[App and web page records]
════════════════
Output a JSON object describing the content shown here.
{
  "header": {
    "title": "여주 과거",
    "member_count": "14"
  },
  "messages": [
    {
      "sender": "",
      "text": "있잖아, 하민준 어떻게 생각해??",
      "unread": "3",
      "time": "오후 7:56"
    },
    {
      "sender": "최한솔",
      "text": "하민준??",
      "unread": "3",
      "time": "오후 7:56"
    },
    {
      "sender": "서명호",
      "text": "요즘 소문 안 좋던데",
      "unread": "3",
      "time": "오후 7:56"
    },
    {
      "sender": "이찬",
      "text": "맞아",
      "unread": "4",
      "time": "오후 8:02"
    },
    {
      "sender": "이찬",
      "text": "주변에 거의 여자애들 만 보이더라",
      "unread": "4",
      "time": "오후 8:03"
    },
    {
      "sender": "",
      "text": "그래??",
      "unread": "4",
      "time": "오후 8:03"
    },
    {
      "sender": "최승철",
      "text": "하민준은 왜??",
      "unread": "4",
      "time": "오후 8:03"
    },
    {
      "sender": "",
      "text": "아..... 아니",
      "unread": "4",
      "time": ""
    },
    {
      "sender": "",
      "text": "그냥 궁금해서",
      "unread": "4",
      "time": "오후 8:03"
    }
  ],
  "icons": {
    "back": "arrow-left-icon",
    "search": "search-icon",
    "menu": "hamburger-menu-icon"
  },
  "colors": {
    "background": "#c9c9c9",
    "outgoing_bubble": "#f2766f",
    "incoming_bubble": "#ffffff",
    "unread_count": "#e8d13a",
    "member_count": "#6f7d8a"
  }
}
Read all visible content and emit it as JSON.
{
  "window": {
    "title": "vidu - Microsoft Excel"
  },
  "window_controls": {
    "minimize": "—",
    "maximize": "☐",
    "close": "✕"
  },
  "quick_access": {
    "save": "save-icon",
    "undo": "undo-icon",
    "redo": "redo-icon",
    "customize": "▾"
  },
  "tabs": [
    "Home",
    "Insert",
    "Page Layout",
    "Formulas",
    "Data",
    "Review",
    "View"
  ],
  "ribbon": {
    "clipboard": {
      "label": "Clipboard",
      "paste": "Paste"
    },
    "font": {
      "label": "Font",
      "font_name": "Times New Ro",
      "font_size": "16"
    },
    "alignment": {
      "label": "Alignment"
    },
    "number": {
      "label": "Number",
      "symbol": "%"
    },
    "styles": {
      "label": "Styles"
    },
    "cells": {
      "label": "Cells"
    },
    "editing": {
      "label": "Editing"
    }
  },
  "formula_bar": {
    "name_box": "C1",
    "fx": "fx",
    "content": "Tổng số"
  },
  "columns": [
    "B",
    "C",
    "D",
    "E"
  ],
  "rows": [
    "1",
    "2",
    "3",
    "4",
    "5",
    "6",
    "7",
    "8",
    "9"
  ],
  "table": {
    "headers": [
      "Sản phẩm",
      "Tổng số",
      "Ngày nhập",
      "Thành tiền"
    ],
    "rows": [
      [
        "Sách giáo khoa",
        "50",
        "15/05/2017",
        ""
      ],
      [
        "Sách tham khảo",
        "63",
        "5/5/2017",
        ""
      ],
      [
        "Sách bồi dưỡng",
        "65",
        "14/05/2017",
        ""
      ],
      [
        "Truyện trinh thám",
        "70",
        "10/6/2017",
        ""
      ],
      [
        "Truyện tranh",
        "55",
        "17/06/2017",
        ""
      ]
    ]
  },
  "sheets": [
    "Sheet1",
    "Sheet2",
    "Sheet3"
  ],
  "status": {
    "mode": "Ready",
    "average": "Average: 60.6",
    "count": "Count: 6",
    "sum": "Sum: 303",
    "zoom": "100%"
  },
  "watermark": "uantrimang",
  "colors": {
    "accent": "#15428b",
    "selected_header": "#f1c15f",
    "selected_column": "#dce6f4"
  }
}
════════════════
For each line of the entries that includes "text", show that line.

      "text": "있잖아, 하민준 어떻게 생각해??",
      "text": "하민준??",
      "text": "요즘 소문 안 좋던데",
      "text": "맞아",
      "text": "주변에 거의 여자애들 만 보이더라",
      "text": "그래??",
      "text": "하민준은 왜??",
      "text": "아..... 아니",
      "text": "그냥 궁금해서",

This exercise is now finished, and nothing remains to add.